In theory, I embrace revisions. Revisions give me a chance to improve a book, to take a good story and make it great. Revisions mean I can identify themes, strengthen characters and motivation, and hone dialogue. Revisions are good. And sometimes they’re easy. And sometimes they’re really hard.
I just wrapped up hard revisions last night. After four 17 hour writing days in a row, I completed the revisions on my Harlequin Hollywood story. I think the book is definitely better now. Or at least, its different than it was now. Maybe its not better at all. Maybe I made just a lot of new, and worse, choices during the revision process.
I thought these revisions were going to be easy. I thought it was a slam dunk–add some lines here, add some lines there, build on character, clarify motivation, delete a scene, add to the resolution…turns out, it wasn’t a slam dunk at all. What I thought would take me maybe a day, took four days where I started at my computer at 7 am and didn’t finish until close to midnight every night.
It started, of course, with chapter one. And three days later, I was still working on chapter one. A tweak here, a tweak there, and suddenly I had another version, and the versions just kept getting worse.
Here’s a little known fact about rewriting: the more you do it, sometimes the worse the writing gets. It’s true. We can rewrite and edit our prose–and voice–to death. While rewriting, we’re so intent on getting it ‘right’, that we come back at the same lines, again and again, tightening, layering, fixing, fleshing out until the words are thick and heavy and pedantic. It’s like poor little Heidi wearing her entire wardrobe as she climbs the Swiss Alps to her grandfather’s house. She’s got so many layers on, the poor girl can hardly move, and maybe she can get up the mountain, but its not graceful or quick.
I don’t want my writing, especially my chapter 1, to be Heidi waddling her way up the Alpine slope. I want my chapter 1 to read fast, to grab the reader and drag them into the story by the throat and keep him there until the book ends, but the way my revisions were going, chapter 1 just kept getting thicker, and slower, and as I read it, I realized, it’d lost its energy, lost its sense of movement and had become a chapter 1 of telling, instead of doing. In the rewrite, I managed to edit out the action and leave only exposition. How?

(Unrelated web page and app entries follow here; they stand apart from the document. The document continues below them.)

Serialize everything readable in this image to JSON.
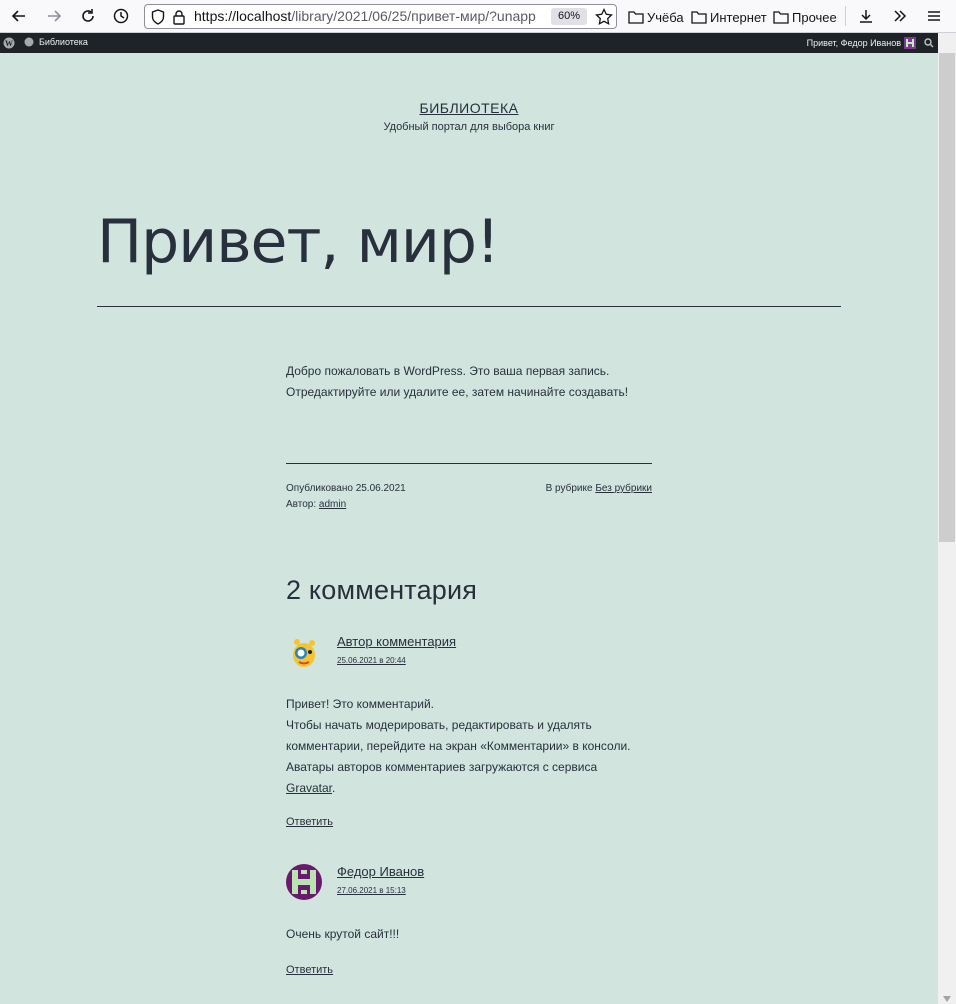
{
  "browser": {
    "url_host": "https://localhost",
    "url_path": "/library/2021/06/25/привет-мир/?unapp",
    "zoom": "60%",
    "bookmarks": [
      "Учёба",
      "Интернет",
      "Прочее"
    ]
  },
  "admin_bar": {
    "site_name": "Библиотека",
    "howdy": "Привет, Федор Иванов"
  },
  "site": {
    "title": "БИБЛИОТЕКА",
    "description": "Удобный портал для выбора книг"
  },
  "post": {
    "title": "Привет, мир!",
    "content_line1": "Добро пожаловать в WordPress. Это ваша первая запись.",
    "content_line2": "Отредактируйте или удалите ее, затем начинайте создавать!",
    "published_label": "Опубликовано",
    "published_date": "25.06.2021",
    "author_label": "Автор:",
    "author": "admin",
    "category_label": "В рубрике",
    "category": "Без рубрики"
  },
  "comments": {
    "title": "2 комментария",
    "items": [
      {
        "author": "Автор комментария",
        "date": "25.06.2021 в 20:44",
        "lines": [
          "Привет! Это комментарий.",
          "Чтобы начать модерировать, редактировать и удалять",
          "комментарии, перейдите на экран «Комментарии» в консоли.",
          "Аватары авторов комментариев загружаются с сервиса"
        ],
        "link": "Gravatar",
        "link_suffix": ".",
        "reply": "Ответить"
      },
      {
        "author": "Федор Иванов",
        "date": "27.06.2021 в 15:13",
        "lines": [
          "Очень крутой сайт!!!"
        ],
        "reply": "Ответить"
      }
    ]
  }
}
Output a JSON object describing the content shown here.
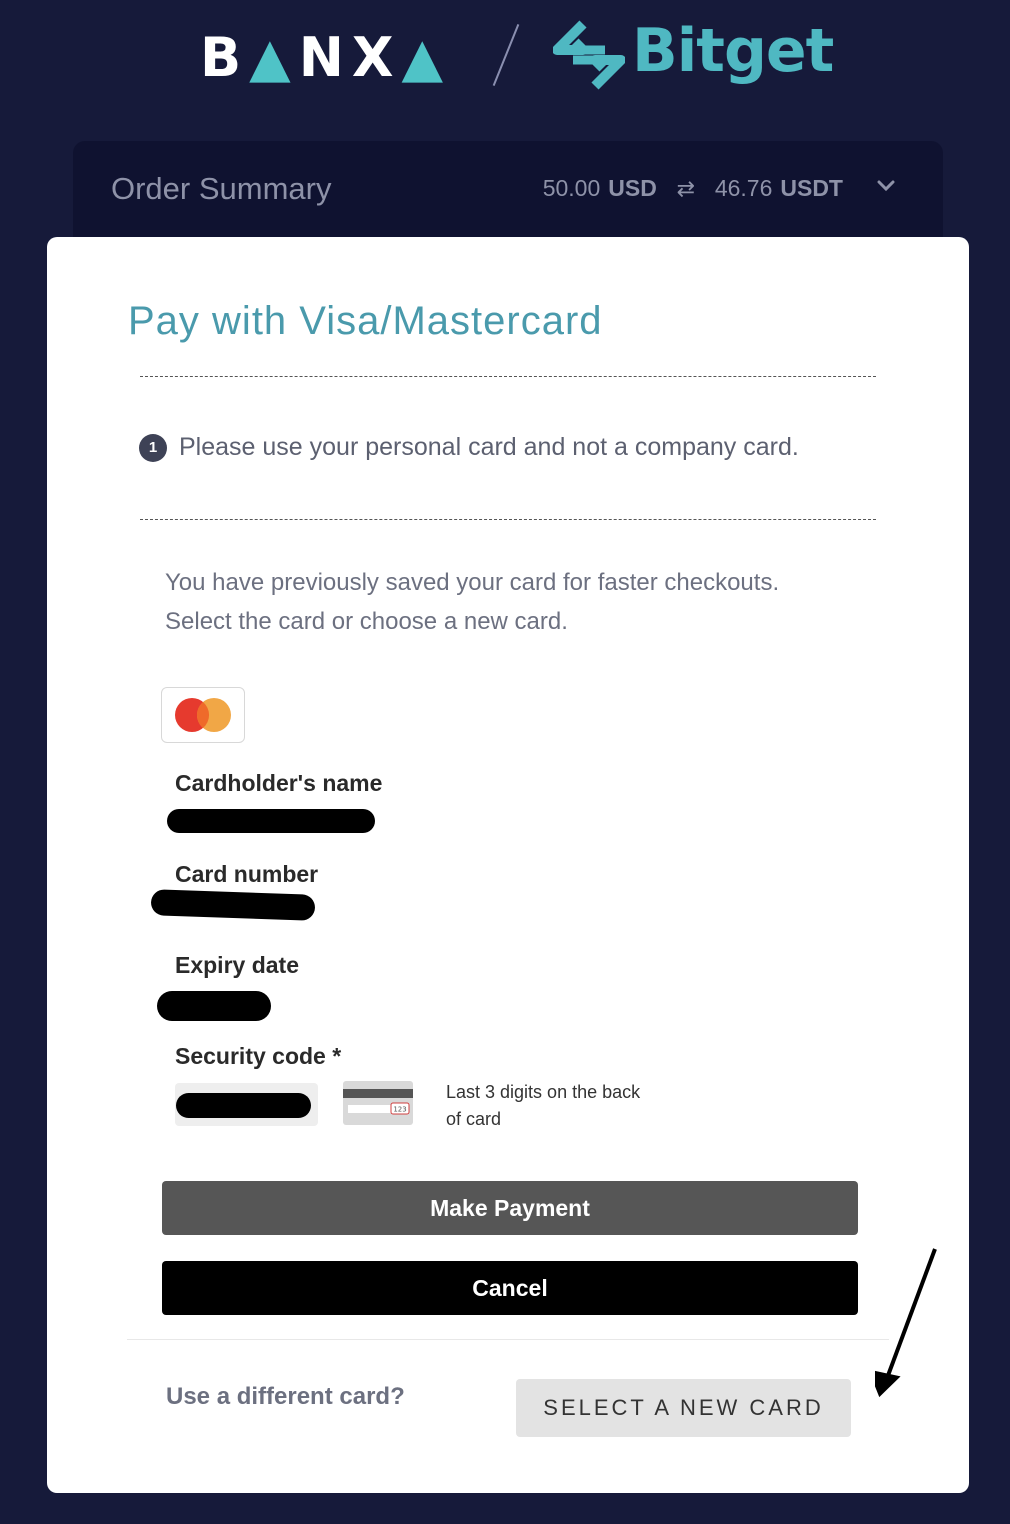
{
  "header": {
    "banxa_logo": "BANXA",
    "bitget_logo": "Bitget"
  },
  "summary": {
    "title": "Order Summary",
    "fiat_amount": "50.00",
    "fiat_currency": "USD",
    "crypto_amount": "46.76",
    "crypto_currency": "USDT"
  },
  "payment": {
    "heading": "Pay with Visa/Mastercard",
    "notice_number": "1",
    "notice": "Please use your personal card and not a company card.",
    "saved_line1": "You have previously saved your card for faster checkouts.",
    "saved_line2": "Select the card or choose a new card.",
    "card_brand_icon": "mastercard-icon",
    "cardholder_label": "Cardholder's name",
    "card_number_label": "Card number",
    "expiry_label": "Expiry date",
    "security_label": "Security code *",
    "security_help": "Last 3 digits on the back of card",
    "cvv_sample": "123",
    "make_payment": "Make Payment",
    "cancel": "Cancel",
    "different_card": "Use a different card?",
    "select_new": "SELECT A NEW CARD"
  },
  "colors": {
    "page_bg": "#161a3a",
    "accent": "#4a9aac",
    "pay_button": "#565656"
  }
}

Here I am, a reasonably competent writer, so how did I lose the energy and buzz and excitement that should jump start every new book?
It was by thinking too hard, trying too hard, layering in too much and not seeing that chapter 1 is just a teaser, a taste of what’s to come. You don’t have to answer everything in chapter 1. That’s why you’ve another 14 or 22 chapters. The point of chapter 1 is just to get the reader started.
Fortunately, after three days of rewriting twenty pages, I returned to my first attempt at revising chapter 1, saved that, used that and finally moved on to chapter 2. The rest of the revision moved along more briskly as well. I gave myself permission to stop analyzing quite so hard–overthinking kills creativity–and just use my gut. I’ve good instincts and I pressed myself to write fast, to believe in the subconscious and my unmangeable muse, and get it done.
And guess what? It worked. So the next time you get a revision letter, or a rejection letter and you want to revise, here’s the way I tackle rewriting:
1) Read points and revision suggestions–all the way through.
2) Sleep on letter and reread again next day.
3) Take coffee break or brisk walk and return to letter. Highlight points that are easy, note points and suggestions that are questionable.
4) Tackle easy points and changes first.
5) Dive into more challenging revisions next, but focusing on one problem at a time to keep from being overwhelmed.
6) Cross off each change–congratulate yourself on handling revisions like a pro.
7) When revisions are completed, reread through revision letter and make sure you took care of everything asked, or anything problematic.
8) Send off revised manuscript.